Directed by British film-maker Tony Kaye (American History X), the smart, knowing video for the first single from the band’s ninth studio album, Stadium Arcadium, saw the Chilis pay tribute to rock ‘n’ roll history with tongue-in-cheek depictions of some of its iconic performers, from Elvis and The Beatles through to Misfits and Nirvana via Bowie, Parliament-Funkadelic, the Sex Pistols and more. “We love rock music so much and it's so sacred to us, we just wanted to honour it and bow before it and take our hats off to it,” said Flea. “We would never fuck with the sacredness of rock music. It saved our lives.”
3. Under The Bridge (1992)
The video that broke the Chilis into the mainstream, directed by Flea’s friend, film-maker Gus Van Sant, is also one of the band’s most under-stated and elegant promos. Most famous for scenes of a fresh-faced Anthony Kiedis walking through LA neighbourhoods, it’s an affecting tribute to the band’s hometown, and landed the group both the ‘Breakthrough Video’ gong and the ‘Viewers Choice Best Video’ at the 1992 MTV Video Music Awards. Much like their frontman in this video, the Chili Peppers never looked back.
2. Scar Tissue (1999)

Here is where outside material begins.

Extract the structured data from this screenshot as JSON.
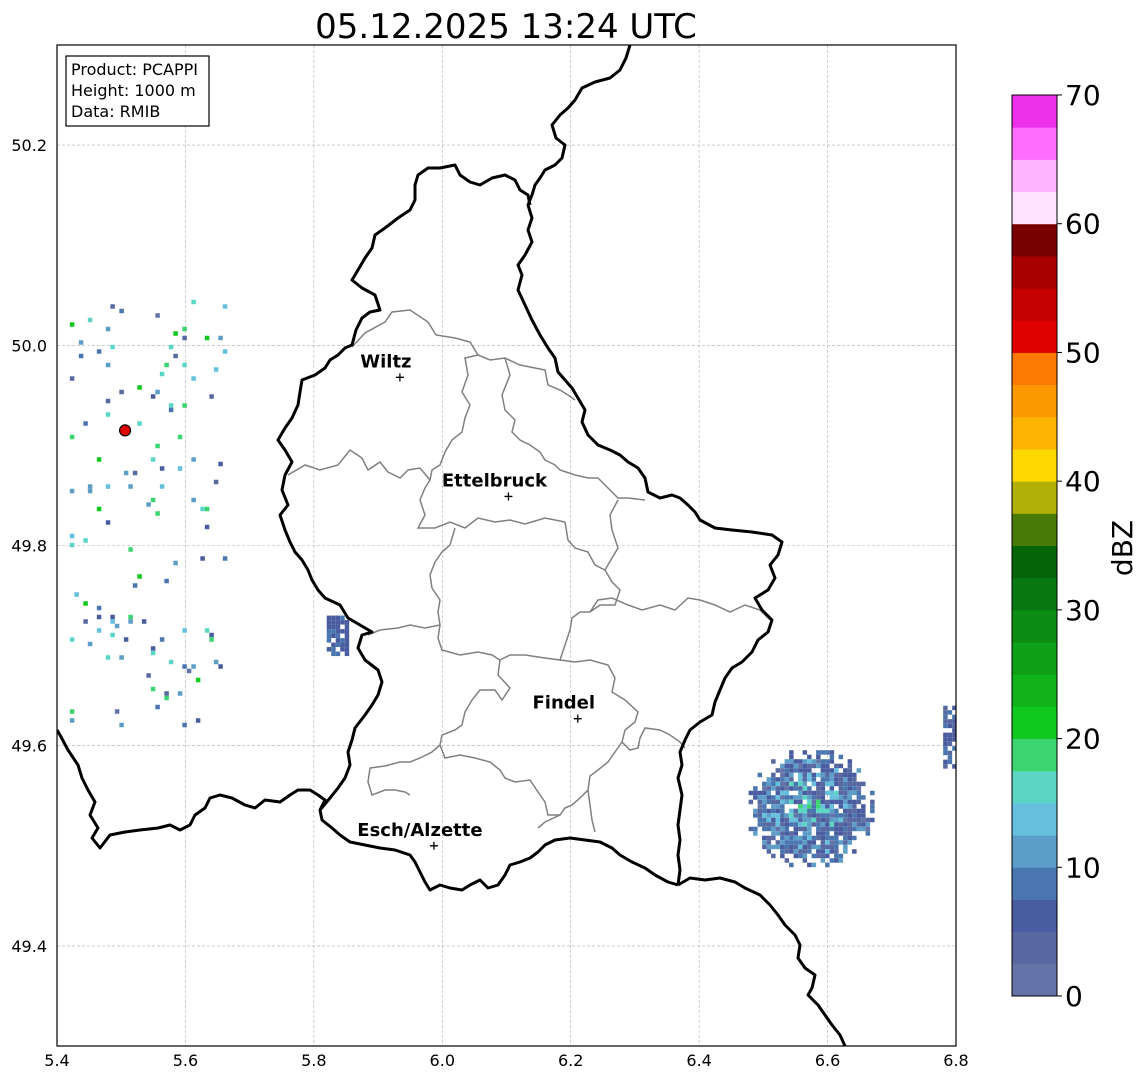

Arty and evocative, Stéphane Sednaoui’s video for the first single from the phenomenally successful Californication album taps beautifully into the idea of the LA veterans as survivors, bruised and battered by their tumultuous history but, reunited with ‘lost’ guitarist John Frusciante, newly empowered, re-energised and ready to face whatever the road ahead may throw at them. A tasteful, memorable return.
1. Give It Away (1991)
A true classic, French fashion photographer Stéphane Sednaoui’s beautifully shot promo for the lead single from the band’s breakthrough album Blood Sugar Sex Magik helped transport the Chili Peppers from cult status to genuine stardom. Filmed in black and white, with the band sprayed silver – and looking like sexy, freaky glam rock aliens – the video was largely improvised across a two-day shoot, with Sednaoui attempting to replicate the band’s energy with his own vibrant cinematography. The Chili’s label worried that the clip might prove to artsy and weird for the band’s fanbase, but they need not have worried, for it established the Chilis as a rock band like no other.